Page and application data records
Content starts
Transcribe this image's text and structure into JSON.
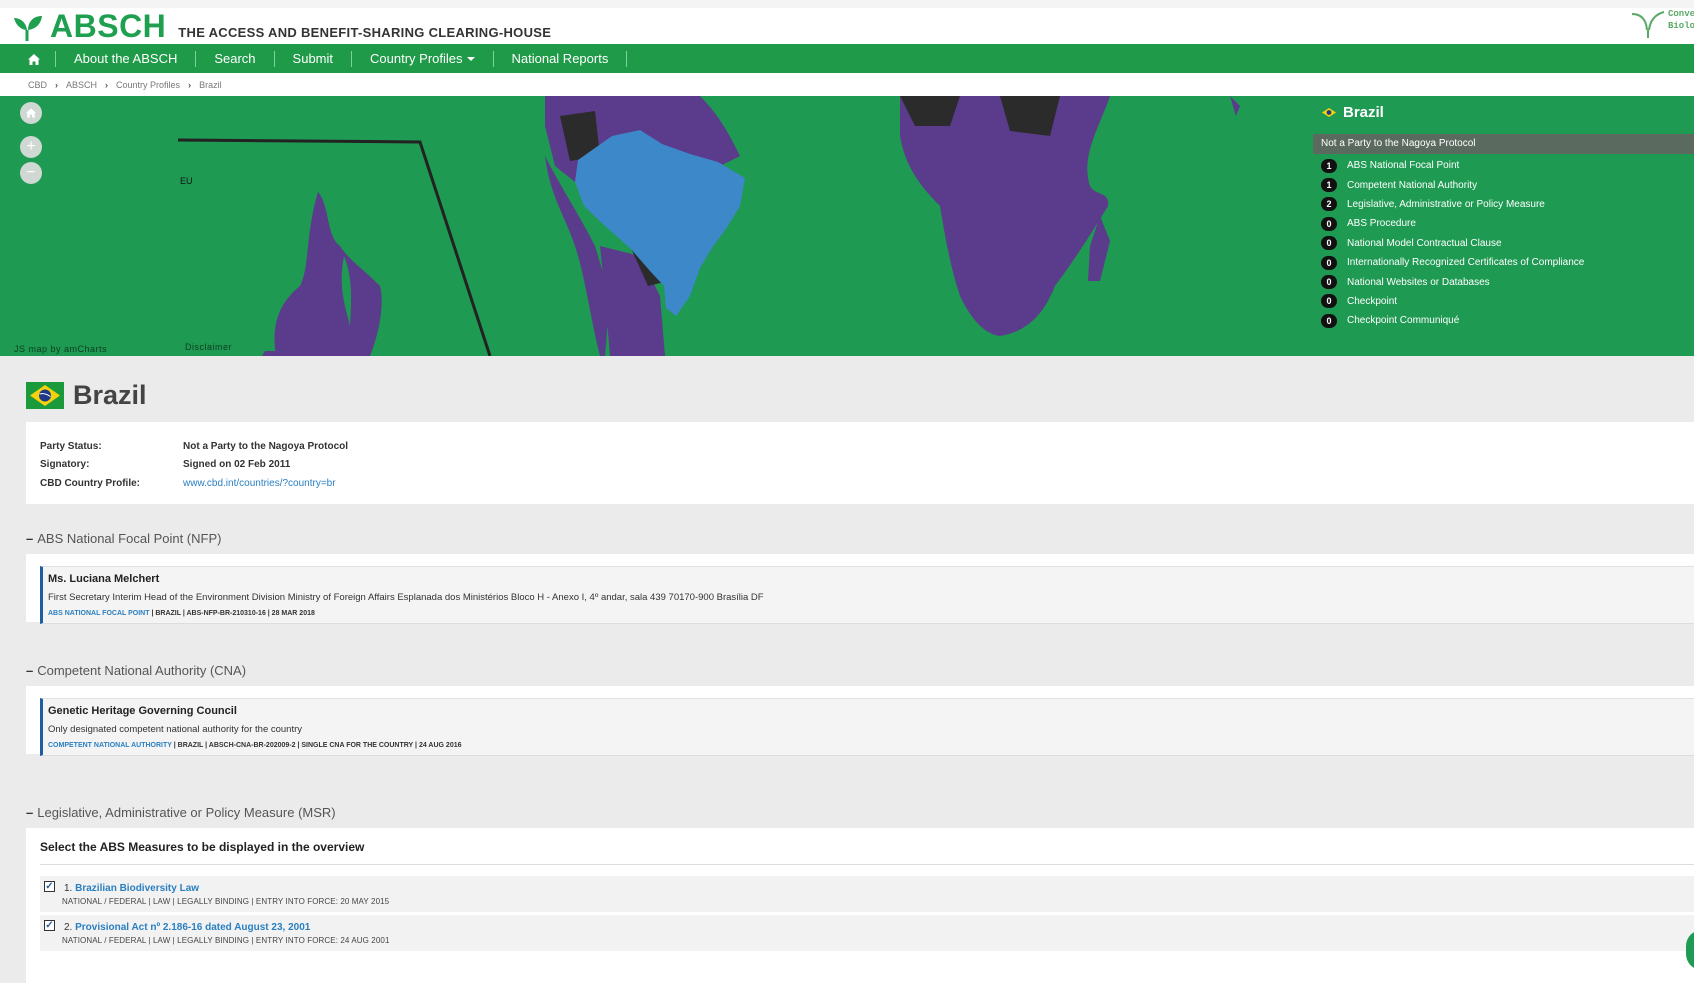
{
  "header": {
    "logo_text": "ABSCH",
    "logo_subtitle": "THE ACCESS AND BENEFIT-SHARING CLEARING-HOUSE",
    "partner_logo_text": [
      "Conve",
      "Biolog"
    ]
  },
  "nav": {
    "home_icon": "home-icon",
    "items": [
      "About the ABSCH",
      "Search",
      "Submit",
      "Country Profiles",
      "National Reports"
    ]
  },
  "breadcrumb": [
    "CBD",
    "ABSCH",
    "Country Profiles",
    "Brazil"
  ],
  "map": {
    "credit": "JS map by amCharts",
    "disclaimer": "Disclaimer",
    "region_label": "EU",
    "colors": {
      "ocean": "#1f9a52",
      "party": "#5b3b8c",
      "non_party": "#2b2b2b",
      "selected": "#3c88c8"
    },
    "panel": {
      "country": "Brazil",
      "status": "Not a Party to the Nagoya Protocol",
      "items": [
        {
          "count": "1",
          "label": "ABS National Focal Point"
        },
        {
          "count": "1",
          "label": "Competent National Authority"
        },
        {
          "count": "2",
          "label": "Legislative, Administrative or Policy Measure"
        },
        {
          "count": "0",
          "label": "ABS Procedure"
        },
        {
          "count": "0",
          "label": "National Model Contractual Clause"
        },
        {
          "count": "0",
          "label": "Internationally Recognized Certificates of Compliance"
        },
        {
          "count": "0",
          "label": "National Websites or Databases"
        },
        {
          "count": "0",
          "label": "Checkpoint"
        },
        {
          "count": "0",
          "label": "Checkpoint Communiqué"
        }
      ]
    }
  },
  "country": {
    "name": "Brazil",
    "party_status_label": "Party Status:",
    "party_status": "Not a Party to the Nagoya Protocol",
    "signatory_label": "Signatory:",
    "signatory": "Signed on 02 Feb 2011",
    "cbd_profile_label": "CBD Country Profile:",
    "cbd_profile_link": "www.cbd.int/countries/?country=br"
  },
  "sections": {
    "nfp": {
      "minus": "–",
      "title": "ABS National Focal Point (NFP)",
      "record": {
        "name": "Ms. Luciana Melchert",
        "description": "First Secretary Interim Head of the Environment Division Ministry of Foreign Affairs Esplanada dos Ministérios Bloco H - Anexo I, 4º andar, sala 439 70170-900 Brasília DF",
        "type": "ABS NATIONAL FOCAL POINT",
        "meta": " | BRAZIL | ABS-NFP-BR-210310-16 | 28 MAR 2018"
      }
    },
    "cna": {
      "minus": "–",
      "title": "Competent National Authority (CNA)",
      "record": {
        "name": "Genetic Heritage Governing Council",
        "description": "Only designated competent national authority for the country",
        "type": "COMPETENT NATIONAL AUTHORITY",
        "meta": " | BRAZIL | ABSCH-CNA-BR-202009-2 | SINGLE CNA FOR THE COUNTRY | 24 AUG 2016"
      }
    },
    "msr": {
      "minus": "–",
      "title": "Legislative, Administrative or Policy Measure (MSR)",
      "select_heading": "Select the ABS Measures to be displayed in the overview",
      "measures": [
        {
          "checked": "✓",
          "num": "1.",
          "title": "Brazilian Biodiversity Law",
          "meta": "NATIONAL / FEDERAL  |  LAW  |  LEGALLY BINDING  |  ENTRY INTO FORCE: 20 MAY 2015"
        },
        {
          "checked": "✓",
          "num": "2.",
          "title": "Provisional Act nº 2.186-16 dated August 23, 2001",
          "meta": "NATIONAL / FEDERAL  |  LAW  |  LEGALLY BINDING  |  ENTRY INTO FORCE: 24 AUG 2001"
        }
      ]
    }
  }
}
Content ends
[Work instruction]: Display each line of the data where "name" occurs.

[Response to this task]:
    "name": "Brazil",
        "name": "Ms. Luciana Melchert",
        "name": "Genetic Heritage Governing Council",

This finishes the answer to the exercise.